To say $f$ is differentiable at $a$ means that $f'(a) = \lim\limits_{h\to0} \dfrac{f(a+h) - f(a)} h$ exists. That is a definition, not something requiring proof.

If you want to prove that if $f$ is differentiable at $a$ then $f$ is continuous at $a$, you can do so as follows.

First, let us note that trivially $\lim\limits_{h\to0} \dfrac{f(a+h) - f(a)} h$ is the same as $\lim\limits_{x\to a} \dfrac{f(x)-f(a)}{x-a}$. That that limit exists is another way of saying what it means to say $f$ is differentiable at $a$.

Since $\lim\limits_{x\to a} \dfrac{f(x)-f(a)}{x-a} \vphantom{\dfrac1{\displaystyle\sum}}$ exists (and that means it's a finite number, not $+\infty$ or $-\infty$) and $\lim\limits_{x\to a} (x-a)$ exists, the limit of the product exists and is equal to the product of the two limits: $$\lim_{x\to a} \left(\frac{f(x)-f(a)}{x-a} \cdot (x-a)\right) = \left(\lim_{x\to a} \frac{f(x)-f(a)}{x-a}\right) \cdot \left(\lim_{x\to a} (x-a) \right).$$ The first limit is some finite number (since $f$ is differentiable at $a$) and the second is $0$. Therefore $$\lim_{x\to a} (f(x)-f(a)) = 0.$$ And given that, one can show that $$\lim_{x\to a} f(x) = f(a),$$ so $f$ is continuous at $a$.
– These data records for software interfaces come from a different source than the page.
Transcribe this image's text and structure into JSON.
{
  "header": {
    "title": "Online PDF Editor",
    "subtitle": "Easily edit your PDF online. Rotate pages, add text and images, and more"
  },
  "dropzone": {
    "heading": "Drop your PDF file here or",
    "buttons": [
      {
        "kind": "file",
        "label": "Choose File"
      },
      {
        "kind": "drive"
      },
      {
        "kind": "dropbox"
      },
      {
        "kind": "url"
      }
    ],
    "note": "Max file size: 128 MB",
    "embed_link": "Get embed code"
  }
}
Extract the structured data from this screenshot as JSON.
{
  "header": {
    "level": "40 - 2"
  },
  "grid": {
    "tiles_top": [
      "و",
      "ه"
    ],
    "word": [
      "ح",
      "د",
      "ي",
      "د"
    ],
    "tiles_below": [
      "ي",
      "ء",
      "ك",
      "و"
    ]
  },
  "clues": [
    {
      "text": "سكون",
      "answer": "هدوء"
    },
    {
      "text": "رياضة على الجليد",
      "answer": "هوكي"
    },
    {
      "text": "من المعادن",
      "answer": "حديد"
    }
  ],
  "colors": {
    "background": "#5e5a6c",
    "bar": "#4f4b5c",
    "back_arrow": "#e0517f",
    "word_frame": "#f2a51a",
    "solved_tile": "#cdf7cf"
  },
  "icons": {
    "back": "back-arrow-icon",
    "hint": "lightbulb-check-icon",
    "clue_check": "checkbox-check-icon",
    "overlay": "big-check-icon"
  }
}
• Should your displaymath read $\lim_{x\to a} \cdots$ ? – Strants Dec 31 '15 at 17:27

Yes, it implies that $f'(a)$ exists and $f(x)$ is continuous at $x=a$. That's the definition of differentiability.

• I think this is more suited as a comment than an answer – Learnmore Dec 31 '15 at 17:03
• Why? It answers the question, doesn't it? – fleablood Dec 31 '15 at 17:05
• @learnmore: I think your observation is more suited as an unspoken thought than a comment. – TonyK Dec 31 '15 at 17:06
• @kamil09875 Thank you for your answer. "More generally, if x0 is a point in the domain of a function f, then f is said to be differentiable at x0 if the derivative f ′(x0) exists". This is the definition from wikipedia. Why does it say "if the derivative f ′(x0) exists" and not "if and only if the derivative f ′(x0) exists"? – user048983486 Dec 31 '15 at 17:08
• @user048983486: I have addressed that in my answer. Saying "if" instead of "if and only if" is just a convention when stating definitions. – Eric Wofsey Dec 31 '15 at 17:10